    After Daimler took over Chrysler, Bernhard was in charge in Auburn Hills from 2000 to 2004, when he went back to Germany, supposedly to take the Daimler CEO position, but he was undercut by then chairman Jurgen Schremp, so he resigned to instead run VW for a couple of years till he was pushed out of that job by Ferdinand Piech. He's generally seen as a close ally of Dieter Zetsche so he resignation is a surprise. Zetsche brought him back to Daimer after his stint at VW. For a bunch of boring guys in identical black suits, corporate politics at German automakers seems like something out of a soap opera.

  • RobertRyan RobertRyan on Feb 10, 2017

    @Ronnie Schreiber "For a bunch of boring guys in identical black suits, corporate politics at German automakers seems like something out of a soap opera." Got news for you, no different to any other Corporate landscape

  • Brn Brn on Feb 12, 2017

    Unless Reuters releases their sources and the information around the claim, we've no idea how valid the ageism implication is. I guess releasing the full story doesn't get people as wound up.

  • Caboose Caboose on Feb 13, 2017

    He wants Sergio's job? Really? Yes, it would be a tough job, but these guys love a challenge.

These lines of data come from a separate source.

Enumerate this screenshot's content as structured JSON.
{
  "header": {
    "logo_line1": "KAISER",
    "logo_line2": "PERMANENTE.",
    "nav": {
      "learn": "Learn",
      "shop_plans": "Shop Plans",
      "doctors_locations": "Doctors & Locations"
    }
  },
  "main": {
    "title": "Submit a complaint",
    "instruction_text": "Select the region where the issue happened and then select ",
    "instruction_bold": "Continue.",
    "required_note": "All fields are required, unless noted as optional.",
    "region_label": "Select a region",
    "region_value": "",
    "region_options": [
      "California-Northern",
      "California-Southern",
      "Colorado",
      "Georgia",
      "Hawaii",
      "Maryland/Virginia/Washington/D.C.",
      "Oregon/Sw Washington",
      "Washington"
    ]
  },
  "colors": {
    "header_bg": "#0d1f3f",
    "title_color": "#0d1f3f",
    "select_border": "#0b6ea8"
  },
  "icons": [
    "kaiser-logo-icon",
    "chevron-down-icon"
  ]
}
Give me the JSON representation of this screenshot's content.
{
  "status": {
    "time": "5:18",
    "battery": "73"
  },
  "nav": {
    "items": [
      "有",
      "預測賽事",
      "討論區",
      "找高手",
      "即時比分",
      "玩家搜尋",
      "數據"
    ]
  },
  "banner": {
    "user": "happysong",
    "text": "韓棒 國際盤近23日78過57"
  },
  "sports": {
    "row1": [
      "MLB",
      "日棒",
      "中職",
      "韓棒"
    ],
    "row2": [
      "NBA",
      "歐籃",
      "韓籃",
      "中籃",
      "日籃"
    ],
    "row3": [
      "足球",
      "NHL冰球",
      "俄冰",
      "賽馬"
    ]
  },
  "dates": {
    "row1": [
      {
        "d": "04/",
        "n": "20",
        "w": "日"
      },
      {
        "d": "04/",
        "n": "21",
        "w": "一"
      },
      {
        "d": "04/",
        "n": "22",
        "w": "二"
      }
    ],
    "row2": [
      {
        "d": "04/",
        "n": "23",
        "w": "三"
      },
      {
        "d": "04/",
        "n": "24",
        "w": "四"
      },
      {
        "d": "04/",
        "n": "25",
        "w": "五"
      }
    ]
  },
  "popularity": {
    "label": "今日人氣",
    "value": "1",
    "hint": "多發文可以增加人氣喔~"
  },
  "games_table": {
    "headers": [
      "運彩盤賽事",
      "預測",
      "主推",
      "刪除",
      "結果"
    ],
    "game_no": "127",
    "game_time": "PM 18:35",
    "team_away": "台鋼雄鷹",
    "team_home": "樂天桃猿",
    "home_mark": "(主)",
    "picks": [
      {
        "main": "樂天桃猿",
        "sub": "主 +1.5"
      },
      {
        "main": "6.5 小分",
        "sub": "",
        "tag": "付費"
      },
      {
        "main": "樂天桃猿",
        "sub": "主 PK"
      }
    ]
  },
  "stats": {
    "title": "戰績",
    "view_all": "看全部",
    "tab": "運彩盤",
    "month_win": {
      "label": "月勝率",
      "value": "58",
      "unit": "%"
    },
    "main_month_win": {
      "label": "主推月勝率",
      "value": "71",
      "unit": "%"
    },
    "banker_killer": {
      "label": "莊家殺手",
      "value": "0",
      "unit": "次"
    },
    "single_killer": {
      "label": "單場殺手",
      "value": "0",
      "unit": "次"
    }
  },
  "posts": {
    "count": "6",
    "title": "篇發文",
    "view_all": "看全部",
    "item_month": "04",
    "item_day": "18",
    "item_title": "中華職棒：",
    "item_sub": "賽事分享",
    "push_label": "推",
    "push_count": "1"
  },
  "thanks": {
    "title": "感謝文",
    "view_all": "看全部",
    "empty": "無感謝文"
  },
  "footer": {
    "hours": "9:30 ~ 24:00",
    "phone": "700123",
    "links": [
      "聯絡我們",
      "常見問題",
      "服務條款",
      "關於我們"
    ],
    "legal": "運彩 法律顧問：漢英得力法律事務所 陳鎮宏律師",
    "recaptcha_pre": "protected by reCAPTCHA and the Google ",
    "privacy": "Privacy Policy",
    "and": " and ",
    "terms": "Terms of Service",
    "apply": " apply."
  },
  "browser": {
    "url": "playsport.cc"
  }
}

I'm surprised because, if Sergio isn't set to retire until the end of '18, two years is an awfully long time to keep your name warm in the minds of board members by whom you might like to be hired. That sounds like unsubstantiated speculation to me. What does he plan on doing in the meantime? These guys usually don't jump without having a landing spot. If he really does want Sergio's job and doesn't have anything of substance lined up for the interim, he's not waiting in the wings; he's just retired.